MUSSORGSKY: Russian Songs (orch. Markevitch); Pictures at an Exhibition; STRAVINSKY: Symphony of Psalms – Galina Vishnevskaya, sop./ Russian State Academic Choir/ Berlin Philharmonic/ Russian Symphony Orch./ Igor Markevitch – Praga Digitals Reminiscences stereo-only SACD, 71:16 [Distr. by Harmonia mundi] ****:

I have always admired Igor Markevitch’s conducting. Even though many of his recordings were with second-rate orchestras, much of his music making seems so alive and vital, especially considering he was a polymath and eventually had to give up his compositional activities because he was spread too thin. His Tchaikovsky is among the best available, and he had a great way with contemporary music.

These recordings are some of his best, though to take the last listed first, the Symphony of Psalms, one hears how awful the Russian orchestra is and the choir can barely mange to be in tune a lot of the time. Nonetheless his way with the music is something special, non-sentimental, and tuned into the Byzantine roots of the score, as he always felt that Stravinsky was a religious man and the conductor wanted to make sure this aspect of the work came across.

Though the Symphony was recorded in 1960, on this remastered edition it doesn’t have near the presence as this wonderful Pictures at an Exhibition demonstrates.
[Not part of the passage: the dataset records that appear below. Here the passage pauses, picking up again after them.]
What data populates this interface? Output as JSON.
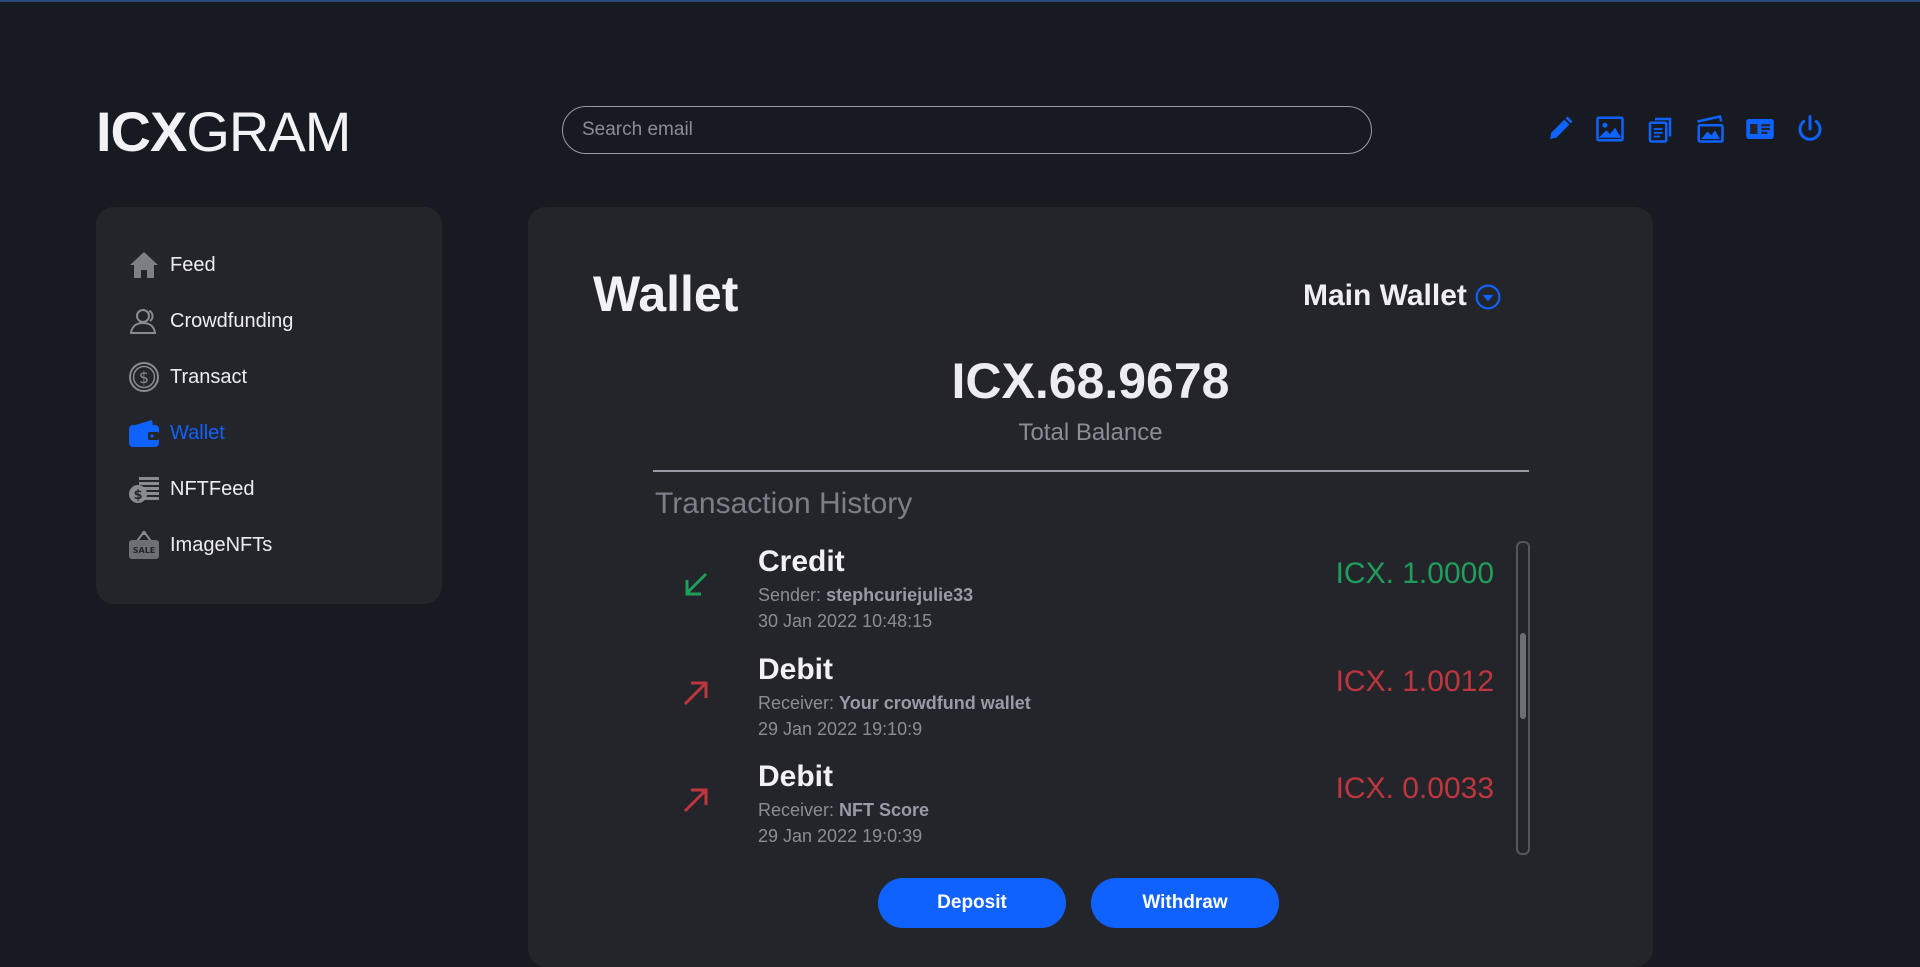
{
  "app": {
    "logo_bold": "ICX",
    "logo_regular": "GRAM"
  },
  "search": {
    "placeholder": "Search email",
    "value": ""
  },
  "toolbar": {
    "accent": "#0f62fe",
    "icons": [
      "pencil-icon",
      "image-icon",
      "documents-icon",
      "media-post-icon",
      "id-card-icon",
      "power-icon"
    ]
  },
  "sidebar": {
    "items": [
      {
        "label": "Feed",
        "icon": "home-icon",
        "active": false
      },
      {
        "label": "Crowdfunding",
        "icon": "people-icon",
        "active": false
      },
      {
        "label": "Transact",
        "icon": "dollar-coin-icon",
        "active": false
      },
      {
        "label": "Wallet",
        "icon": "wallet-icon",
        "active": true
      },
      {
        "label": "NFTFeed",
        "icon": "money-stack-icon",
        "active": false
      },
      {
        "label": "ImageNFTs",
        "icon": "sale-tag-icon",
        "active": false
      }
    ]
  },
  "wallet": {
    "title": "Wallet",
    "selected_wallet": "Main Wallet",
    "balance": "ICX.68.9678",
    "balance_label": "Total Balance",
    "history_title": "Transaction History",
    "transactions": [
      {
        "type": "Credit",
        "party_label": "Sender:",
        "party": "stephcuriejulie33",
        "date": "30 Jan 2022 10:48:15",
        "amount": "ICX. 1.0000",
        "direction": "in",
        "color": "#1e9e5a"
      },
      {
        "type": "Debit",
        "party_label": "Receiver:",
        "party": "Your crowdfund wallet",
        "date": "29 Jan 2022 19:10:9",
        "amount": "ICX. 1.0012",
        "direction": "out",
        "color": "#c0363f"
      },
      {
        "type": "Debit",
        "party_label": "Receiver:",
        "party": "NFT Score",
        "date": "29 Jan 2022 19:0:39",
        "amount": "ICX. 0.0033",
        "direction": "out",
        "color": "#c0363f"
      }
    ],
    "deposit_label": "Deposit",
    "withdraw_label": "Withdraw"
  }
}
It was made in 1953, a mono recording, but Praga has done a wonderful job of restoration and faux-stereo, so much so that it sounds like true stereo, with lots of detail and brilliant playing. The performance is superb, one of the best from the orchestra that Karajan was completing his first DGG stereo Beethoven set with at the time.

Lastly, this set of conductor-orchestrated songs by Mussorgsky is simply top notch in every way. The arrangements are thoroughly in the mold of the composer’s own ascetic scoring, with Galina Vishnevskaya’s renditions second to none.

This is an easy recommendation for those who like great conducting and much better than average sound for the period, presented as it has never been before.

—Steven Ritter